Philadelphia Eagles Moves Are Unnecessary (and Therefore Stupid)

Philadelphia Eagles head coach Chip Kelly reacts to a play during the first half of an NFL football game against the Washingt
Philadelphia Eagles head coach Chip Kelly reacts to a play during the first half of an NFL football game against the Washington Redskins in Landover, Md., Saturday, Dec. 20, 2014. (AP Photo/Mark Tenally)

The conclusion to be made after the flurry of moves Chip Kelly and the Philadelphia Eagles have made this week is that they're all, for the most part, unnecessarily stupid.

The adjective "unnecessarily" is the key preface to the "stupid" because a team that wins 10 games in back-to-back years and barely misses the playoffs isn't a team in need of a complete overhaul. A team that wins 10 games in back-to-back years and was one Mark Sanchez mediocre performance short of a second straight NFC East title is a team in need of simple tinkering.

Well, Kelly does things his own way, and the early results are in; a roster that was in need of a little tune-up has now instead been entirely re-invented. The Eagles have jettisoned their quarterback, their running back, their wide receiver, their right guard, their outside linebacker, their safety and both of their cornerbacks.

Such turnover in and of itself would be shocking. Eagles owner Jeffrey Lurie was quoted at the end of the season saying his team was good, they just needed a bit more to become great. Most thought they'd add to the secondary a bit, draft for depth and call it an offseason.

Instead, the Birds are set to have at least nine new starters in the lineup come Week 1. What's even more shocking (or "frightening" for those in the Philadelphia area) is that nearly every acquisition Kelly has made has been for an injured player.

Kiko Alonso. Walter Thurmond. Ryan Mathews. And don't forget the franchise-du-jour Sam Bradford. Even Byron Maxwell missed a few games last season. If you're going to roll the dice by altering nearly half your starting lineup, why do it with players that all appear to be obvious injury risks?

(Writers Note: As of this post being submitted, DeMarco Murray had gone unsigned, though he's a trendy pick for an injury-plagued 2015 due to negligent overuse in 2014. So he'd fit right into Kelly's plan, and I expect the Iggles to nab him.)

That being said, for all the haterade being chugged in the Philadelphia area, a more cautious analysis of the moves reveals some traces of logic.
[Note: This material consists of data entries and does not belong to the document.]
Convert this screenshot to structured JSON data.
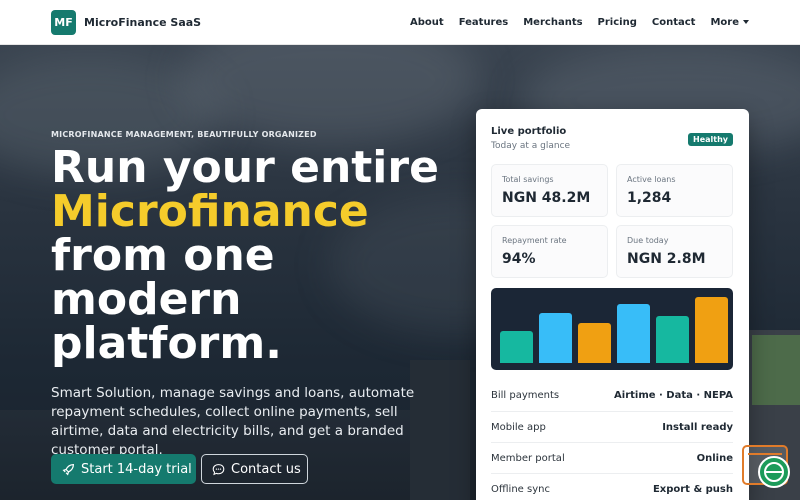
{
  "nav": {
    "brand_initials": "MF",
    "brand_name": "MicroFinance SaaS",
    "links": [
      "About",
      "Features",
      "Merchants",
      "Pricing",
      "Contact"
    ],
    "more_label": "More"
  },
  "hero": {
    "eyebrow": "MICROFINANCE MANAGEMENT, BEAUTIFULLY ORGANIZED",
    "headline_line1": "Run your entire",
    "headline_accent": "Microfinance",
    "headline_line3": "from one",
    "headline_line4": "modern",
    "headline_line5": "platform.",
    "lead": "Smart Solution, manage savings and loans, automate repayment schedules, collect online payments, sell airtime, data and electricity bills, and get a branded customer portal.",
    "cta_primary": "Start 14-day trial",
    "cta_secondary": "Contact us"
  },
  "portfolio": {
    "title": "Live portfolio",
    "subtitle": "Today at a glance",
    "status": "Healthy",
    "stats": [
      {
        "label": "Total savings",
        "value": "NGN 48.2M"
      },
      {
        "label": "Active loans",
        "value": "1,284"
      },
      {
        "label": "Repayment rate",
        "value": "94%"
      },
      {
        "label": "Due today",
        "value": "NGN 2.8M"
      }
    ],
    "rows": [
      {
        "label": "Bill payments",
        "value": "Airtime · Data · NEPA"
      },
      {
        "label": "Mobile app",
        "value": "Install ready"
      },
      {
        "label": "Member portal",
        "value": "Online"
      },
      {
        "label": "Offline sync",
        "value": "Export & push"
      }
    ]
  },
  "chart_data": {
    "type": "bar",
    "values": [
      0.45,
      0.69,
      0.56,
      0.82,
      0.65,
      0.91
    ],
    "colors": [
      "#16b8a0",
      "#38bdf8",
      "#f0a012",
      "#38bdf8",
      "#16b8a0",
      "#f0a012"
    ]
  },
  "colors": {
    "brand": "#157a6e",
    "accent": "#f5cc2b"
  }
}
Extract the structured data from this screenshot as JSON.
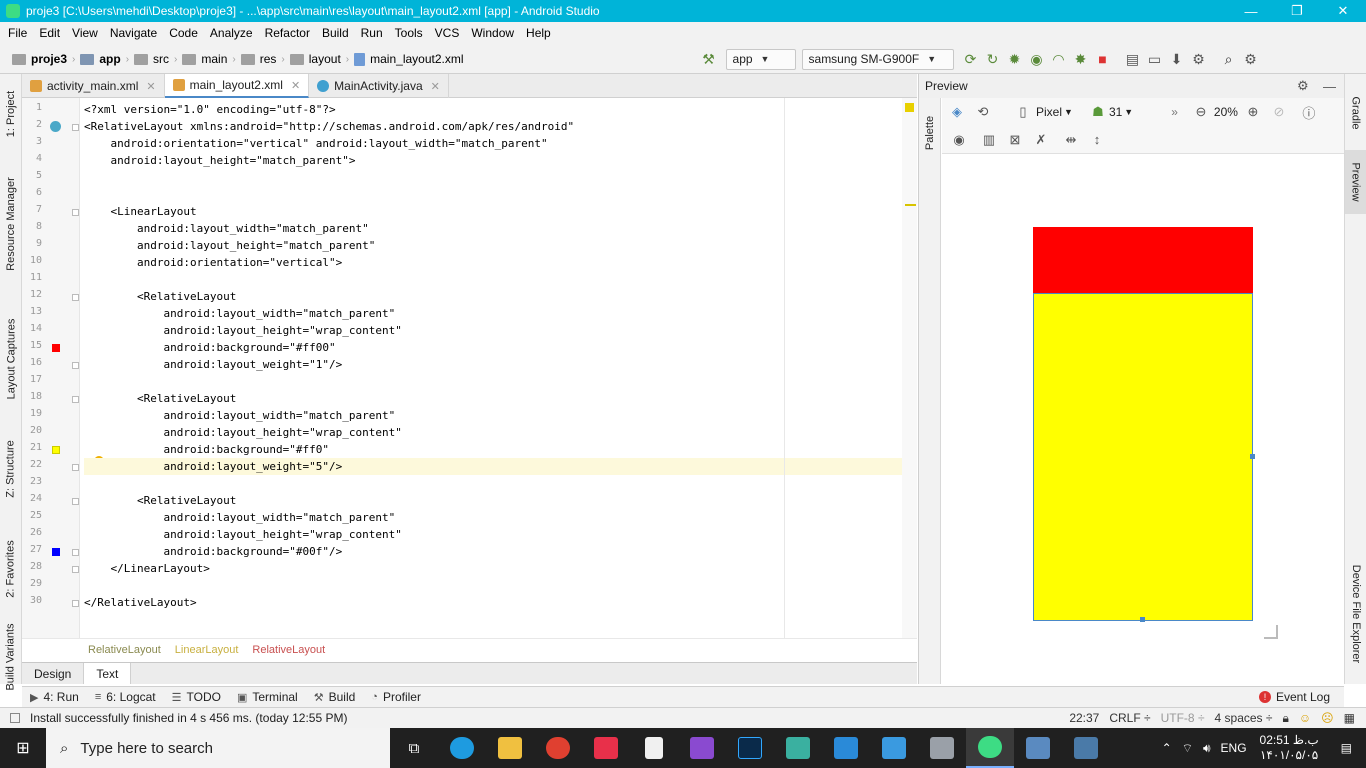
{
  "window": {
    "title": "proje3 [C:\\Users\\mehdi\\Desktop\\proje3] - ...\\app\\src\\main\\res\\layout\\main_layout2.xml [app] - Android Studio",
    "minimize": "—",
    "restore": "❐",
    "close": "✕"
  },
  "menu": [
    "File",
    "Edit",
    "View",
    "Navigate",
    "Code",
    "Analyze",
    "Refactor",
    "Build",
    "Run",
    "Tools",
    "VCS",
    "Window",
    "Help"
  ],
  "nav": {
    "crumbs": [
      "proje3",
      "app",
      "src",
      "main",
      "res",
      "layout",
      "main_layout2.xml"
    ],
    "run_config": "app",
    "device": "samsung SM-G900F"
  },
  "tabs": [
    {
      "label": "activity_main.xml",
      "active": false
    },
    {
      "label": "main_layout2.xml",
      "active": true
    },
    {
      "label": "MainActivity.java",
      "active": false
    }
  ],
  "left_strip": [
    "1: Project",
    "Resource Manager",
    "Layout Captures",
    "Z: Structure",
    "2: Favorites",
    "Build Variants"
  ],
  "right_strip": [
    "Gradle",
    "Preview",
    "Device File Explorer"
  ],
  "editor": {
    "line_numbers": [
      "1",
      "2",
      "3",
      "4",
      "5",
      "6",
      "7",
      "8",
      "9",
      "10",
      "11",
      "12",
      "13",
      "14",
      "15",
      "16",
      "17",
      "18",
      "19",
      "20",
      "21",
      "22",
      "23",
      "24",
      "25",
      "26",
      "27",
      "28",
      "29",
      "30"
    ],
    "lines": [
      "<?xml version=\"1.0\" encoding=\"utf-8\"?>",
      "<RelativeLayout xmlns:android=\"http://schemas.android.com/apk/res/android\"",
      "    android:orientation=\"vertical\" android:layout_width=\"match_parent\"",
      "    android:layout_height=\"match_parent\">",
      "",
      "",
      "    <LinearLayout",
      "        android:layout_width=\"match_parent\"",
      "        android:layout_height=\"match_parent\"",
      "        android:orientation=\"vertical\">",
      "",
      "        <RelativeLayout",
      "            android:layout_width=\"match_parent\"",
      "            android:layout_height=\"wrap_content\"",
      "            android:background=\"#ff00\"",
      "            android:layout_weight=\"1\"/>",
      "",
      "        <RelativeLayout",
      "            android:layout_width=\"match_parent\"",
      "            android:layout_height=\"wrap_content\"",
      "            android:background=\"#ff0\"",
      "            android:layout_weight=\"5\"/>",
      "",
      "        <RelativeLayout",
      "            android:layout_width=\"match_parent\"",
      "            android:layout_height=\"wrap_content\"",
      "            android:background=\"#00f\"/>",
      "    </LinearLayout>",
      "",
      "</RelativeLayout>"
    ],
    "breadcrumb": [
      "RelativeLayout",
      "LinearLayout",
      "RelativeLayout"
    ]
  },
  "view_tabs": [
    "Design",
    "Text"
  ],
  "preview": {
    "title": "Preview",
    "device": "Pixel",
    "api": "31",
    "zoom": "20%",
    "colors": {
      "top": "#ff0000",
      "middle": "#ffff00"
    }
  },
  "bottom_tools": [
    {
      "icon": "▶",
      "label": "4: Run"
    },
    {
      "icon": "≡",
      "label": "6: Logcat"
    },
    {
      "icon": "☰",
      "label": "TODO"
    },
    {
      "icon": "▣",
      "label": "Terminal"
    },
    {
      "icon": "⚒",
      "label": "Build"
    },
    {
      "icon": "◔",
      "label": "Profiler"
    }
  ],
  "event_log": "Event Log",
  "status": {
    "message": "Install successfully finished in 4 s 456 ms. (today 12:55 PM)",
    "position": "22:37",
    "line_sep": "CRLF ÷",
    "encoding": "UTF-8 ÷",
    "indent": "4 spaces ÷"
  },
  "taskbar": {
    "search_placeholder": "Type here to search",
    "lang": "ENG",
    "time": "02:51 ب.ظ",
    "date": "۱۴۰۱/۰۵/۰۵"
  }
}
Trading a 27-year-old running back (LeSean McCoy) for a 24-year-old linebacker (Alonso) is something Nate Silver probably dreams about. Signing two cornerbacks from Seattle's infamous Legion of Boom seems sound. Even trading Foles and some picks for Bradford, a former first overall selection, will have people referencing (as Kelly did on Wednesday) the delayed blossoming of New Orleans heartthrob Drew Brees.

However, logical nonsense doesn't change the fact that Kelly and the Eagles just placed their bets on a quarterback with a double-repaired ACL and the statistical equivalency of Chad Henne. Sorry Spock, but the logic behind the moves provide as much inspiration as a baked potato.

In the truest sense of irony, Bradford said on Wednesday that "the key to any successful organization is stability." He was referencing the situation he was leaving in St. Louis, but the sudden similarities to the current situation in Philly sticks out like a surplus of Oregon Ducks.

Yes, the moves Kelly's Eagles have made this past week could result in an improved football team next season. However even if that is the case, it will never change the fact that Philly should have been able to improve this roster for 2015 easily without dumping the faces of the franchise.